Mike Hawes, SMMT chief executive, said: “Although the new car market has dipped, it remains at a good level despite the drop in demand for diesel. Consumers should be reassured, however, that the latest cars are the cleanest in history and can help address air quality issues, which is why they are exempt from any restrictions.

“Looking ahead to the crucial number plate change month of March, we expect a further softening, given March 2017 was a record as registrations were pulled forward to avoid VED changes.”

Nathan Coe, chief operating and finance officer at Auto Trader, said: “It will be used cars that provide the most interesting opportunity in 2018. In the past five years the number of cars under four years old listed for sale on Auto Trader has increased by a third, providing people on a wide range of budgets the opportunity to change into a newer, cleaner and better [car].

“So whilst new cars are down, used cars will be more stable and this year will offer car buyers a great choice of newer, cleaner and better cars which in most cases can be paid for on a monthly basis.”

Ashley Barnett, head of consultancy at Lex Autolease: “Higher taxes and Clean Air Zones could be discouraging the use of diesel cars and driving a shift towards petrol, as some consumers remain undecided on the suitability of alternative fuels for their needs. However, many of the very latest diesel vehicles can emit lower levels of greenhouse gases than their petrol counterparts and should continue to have an important role for a large proportion of vehicle users.

“According to the SMMT’s new car CO2 Report, the average CO2 emissions figure for new cars rose in 2017 for the first time in 19 years, which could be an unintended consequence of the push against diesel over the past 12 months or so.

Alex Buttle, director of said: “Despite [the industry] doing its best to promote the benefits of Euro 6 diesel cars, there is little sign that sales will tick upwards any time soon. There are few rays of light to suggest better figures ahead.

“It’s difficult to see how there will be a change of fortune. The public seems to have made up its mind on diesel and no amount of rhetoric about the latest models being the cleanest in history, seems to be winning them over.
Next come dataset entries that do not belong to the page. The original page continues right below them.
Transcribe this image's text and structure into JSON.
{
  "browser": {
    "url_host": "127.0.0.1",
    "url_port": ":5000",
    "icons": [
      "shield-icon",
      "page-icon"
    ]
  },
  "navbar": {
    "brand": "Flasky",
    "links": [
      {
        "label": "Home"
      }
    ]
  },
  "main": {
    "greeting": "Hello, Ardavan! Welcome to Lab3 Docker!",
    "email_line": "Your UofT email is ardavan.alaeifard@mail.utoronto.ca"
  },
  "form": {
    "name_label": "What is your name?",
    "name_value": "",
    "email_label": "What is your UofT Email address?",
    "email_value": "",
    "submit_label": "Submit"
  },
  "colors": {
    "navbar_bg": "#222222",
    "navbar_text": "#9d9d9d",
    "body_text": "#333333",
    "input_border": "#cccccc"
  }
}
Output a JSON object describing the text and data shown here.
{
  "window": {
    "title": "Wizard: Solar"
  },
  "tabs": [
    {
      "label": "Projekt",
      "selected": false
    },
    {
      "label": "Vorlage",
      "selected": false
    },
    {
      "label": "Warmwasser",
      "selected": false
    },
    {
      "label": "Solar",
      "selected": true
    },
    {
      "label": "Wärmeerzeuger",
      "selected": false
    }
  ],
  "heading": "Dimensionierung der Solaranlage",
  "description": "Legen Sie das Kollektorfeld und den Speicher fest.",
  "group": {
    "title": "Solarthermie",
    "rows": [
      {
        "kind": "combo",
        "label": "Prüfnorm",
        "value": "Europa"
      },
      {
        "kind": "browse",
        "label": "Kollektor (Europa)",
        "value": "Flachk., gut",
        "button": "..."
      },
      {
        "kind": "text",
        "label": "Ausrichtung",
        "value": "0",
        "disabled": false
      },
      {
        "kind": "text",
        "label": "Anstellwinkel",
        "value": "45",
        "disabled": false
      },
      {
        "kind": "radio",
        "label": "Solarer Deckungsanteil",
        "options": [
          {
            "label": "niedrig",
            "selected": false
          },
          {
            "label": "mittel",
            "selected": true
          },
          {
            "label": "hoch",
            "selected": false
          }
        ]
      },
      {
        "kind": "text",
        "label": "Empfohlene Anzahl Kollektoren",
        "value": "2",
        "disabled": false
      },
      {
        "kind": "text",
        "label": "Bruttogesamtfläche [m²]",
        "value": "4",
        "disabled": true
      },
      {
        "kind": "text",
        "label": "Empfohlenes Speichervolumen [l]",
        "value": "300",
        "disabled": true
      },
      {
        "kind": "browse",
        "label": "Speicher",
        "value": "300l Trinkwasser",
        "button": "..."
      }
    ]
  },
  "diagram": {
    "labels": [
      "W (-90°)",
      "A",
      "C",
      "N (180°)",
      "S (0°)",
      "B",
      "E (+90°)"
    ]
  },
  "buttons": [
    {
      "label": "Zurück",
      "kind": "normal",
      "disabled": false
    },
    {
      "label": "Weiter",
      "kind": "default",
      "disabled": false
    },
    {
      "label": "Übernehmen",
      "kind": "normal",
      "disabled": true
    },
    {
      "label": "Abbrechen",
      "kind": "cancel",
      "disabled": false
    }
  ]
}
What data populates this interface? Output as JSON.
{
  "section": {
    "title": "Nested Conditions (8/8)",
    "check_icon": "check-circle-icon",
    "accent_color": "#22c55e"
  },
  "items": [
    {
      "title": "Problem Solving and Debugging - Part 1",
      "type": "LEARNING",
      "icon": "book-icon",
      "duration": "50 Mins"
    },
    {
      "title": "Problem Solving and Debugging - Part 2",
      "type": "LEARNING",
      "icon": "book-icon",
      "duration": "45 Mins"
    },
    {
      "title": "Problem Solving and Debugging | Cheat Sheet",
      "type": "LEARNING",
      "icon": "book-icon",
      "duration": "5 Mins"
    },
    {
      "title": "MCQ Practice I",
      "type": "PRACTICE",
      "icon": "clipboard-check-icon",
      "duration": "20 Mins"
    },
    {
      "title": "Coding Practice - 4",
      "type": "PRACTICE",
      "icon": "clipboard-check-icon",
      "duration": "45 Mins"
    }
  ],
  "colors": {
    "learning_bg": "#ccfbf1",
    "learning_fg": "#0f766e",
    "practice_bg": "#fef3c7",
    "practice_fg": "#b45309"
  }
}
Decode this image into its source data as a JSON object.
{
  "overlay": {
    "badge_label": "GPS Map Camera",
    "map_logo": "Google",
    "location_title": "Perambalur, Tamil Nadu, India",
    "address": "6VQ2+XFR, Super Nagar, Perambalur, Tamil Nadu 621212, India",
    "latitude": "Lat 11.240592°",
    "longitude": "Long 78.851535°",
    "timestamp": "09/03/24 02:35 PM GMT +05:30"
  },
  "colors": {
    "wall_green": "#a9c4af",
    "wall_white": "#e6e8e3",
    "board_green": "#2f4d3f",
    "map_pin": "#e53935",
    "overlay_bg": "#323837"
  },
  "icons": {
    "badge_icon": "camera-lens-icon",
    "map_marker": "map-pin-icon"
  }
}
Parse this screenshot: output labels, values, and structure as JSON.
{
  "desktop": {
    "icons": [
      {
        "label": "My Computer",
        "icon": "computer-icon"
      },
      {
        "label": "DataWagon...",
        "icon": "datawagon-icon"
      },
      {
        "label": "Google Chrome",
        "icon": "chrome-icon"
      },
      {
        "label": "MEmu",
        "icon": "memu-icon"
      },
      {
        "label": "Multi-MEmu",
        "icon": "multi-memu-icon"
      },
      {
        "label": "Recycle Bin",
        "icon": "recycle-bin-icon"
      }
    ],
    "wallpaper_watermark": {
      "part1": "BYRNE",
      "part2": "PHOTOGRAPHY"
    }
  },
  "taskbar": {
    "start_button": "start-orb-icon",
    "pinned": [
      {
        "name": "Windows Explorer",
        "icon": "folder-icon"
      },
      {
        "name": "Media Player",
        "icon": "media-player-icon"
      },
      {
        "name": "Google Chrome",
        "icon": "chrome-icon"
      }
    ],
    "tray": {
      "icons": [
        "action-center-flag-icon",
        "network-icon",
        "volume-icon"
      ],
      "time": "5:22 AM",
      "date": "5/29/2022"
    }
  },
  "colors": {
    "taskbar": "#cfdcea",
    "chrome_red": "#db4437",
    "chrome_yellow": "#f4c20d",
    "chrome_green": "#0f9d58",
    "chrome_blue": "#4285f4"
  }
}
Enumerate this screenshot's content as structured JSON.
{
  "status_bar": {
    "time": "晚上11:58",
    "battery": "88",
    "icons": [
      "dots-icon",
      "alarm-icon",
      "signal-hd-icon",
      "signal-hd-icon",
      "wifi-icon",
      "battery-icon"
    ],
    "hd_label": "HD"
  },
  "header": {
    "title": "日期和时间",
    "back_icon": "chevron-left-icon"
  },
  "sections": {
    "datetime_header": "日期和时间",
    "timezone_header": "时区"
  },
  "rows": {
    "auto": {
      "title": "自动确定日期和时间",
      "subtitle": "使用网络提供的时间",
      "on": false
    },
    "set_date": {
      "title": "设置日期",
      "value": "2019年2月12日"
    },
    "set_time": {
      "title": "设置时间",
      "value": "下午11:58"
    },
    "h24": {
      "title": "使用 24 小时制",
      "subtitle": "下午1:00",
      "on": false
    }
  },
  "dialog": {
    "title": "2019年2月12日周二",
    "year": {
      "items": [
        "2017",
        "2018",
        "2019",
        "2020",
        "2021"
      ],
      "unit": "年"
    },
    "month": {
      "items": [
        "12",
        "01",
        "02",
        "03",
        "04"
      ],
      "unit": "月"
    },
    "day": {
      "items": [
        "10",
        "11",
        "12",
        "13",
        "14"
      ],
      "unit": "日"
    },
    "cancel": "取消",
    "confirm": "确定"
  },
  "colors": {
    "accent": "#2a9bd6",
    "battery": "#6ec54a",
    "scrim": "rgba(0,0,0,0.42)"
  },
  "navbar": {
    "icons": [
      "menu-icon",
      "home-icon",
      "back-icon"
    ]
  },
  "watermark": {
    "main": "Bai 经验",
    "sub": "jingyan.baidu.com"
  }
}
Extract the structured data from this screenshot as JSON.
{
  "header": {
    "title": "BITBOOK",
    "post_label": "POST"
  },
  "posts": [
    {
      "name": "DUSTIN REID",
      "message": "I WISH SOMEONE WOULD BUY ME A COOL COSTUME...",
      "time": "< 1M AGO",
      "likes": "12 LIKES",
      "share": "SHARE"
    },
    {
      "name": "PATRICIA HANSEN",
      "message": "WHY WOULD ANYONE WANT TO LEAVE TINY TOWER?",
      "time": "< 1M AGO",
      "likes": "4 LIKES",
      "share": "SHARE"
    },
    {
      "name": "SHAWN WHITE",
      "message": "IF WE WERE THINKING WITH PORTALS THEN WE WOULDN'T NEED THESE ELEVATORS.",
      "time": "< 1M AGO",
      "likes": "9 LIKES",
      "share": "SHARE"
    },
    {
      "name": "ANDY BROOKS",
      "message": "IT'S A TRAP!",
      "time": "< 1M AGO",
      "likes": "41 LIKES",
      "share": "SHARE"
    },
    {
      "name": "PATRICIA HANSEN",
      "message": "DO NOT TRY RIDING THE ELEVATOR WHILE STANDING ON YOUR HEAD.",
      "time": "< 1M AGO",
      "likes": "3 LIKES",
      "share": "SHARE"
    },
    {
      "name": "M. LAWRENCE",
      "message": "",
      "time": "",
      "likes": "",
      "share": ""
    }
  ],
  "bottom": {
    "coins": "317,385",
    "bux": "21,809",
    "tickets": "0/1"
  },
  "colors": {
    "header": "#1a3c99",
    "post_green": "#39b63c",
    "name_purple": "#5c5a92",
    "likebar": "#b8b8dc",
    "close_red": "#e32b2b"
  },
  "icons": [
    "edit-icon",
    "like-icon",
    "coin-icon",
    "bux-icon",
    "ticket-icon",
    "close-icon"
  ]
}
“There’s also an elephant in the room that needs to be addressed. Although AFV sales are rising, the uptake simply isn’t fast enough. While hybrid and electric sales were up 7.2% in February, petrol sales were up 14.4%. That should set alarm bells ringing in government but the bells are worryingly silent.”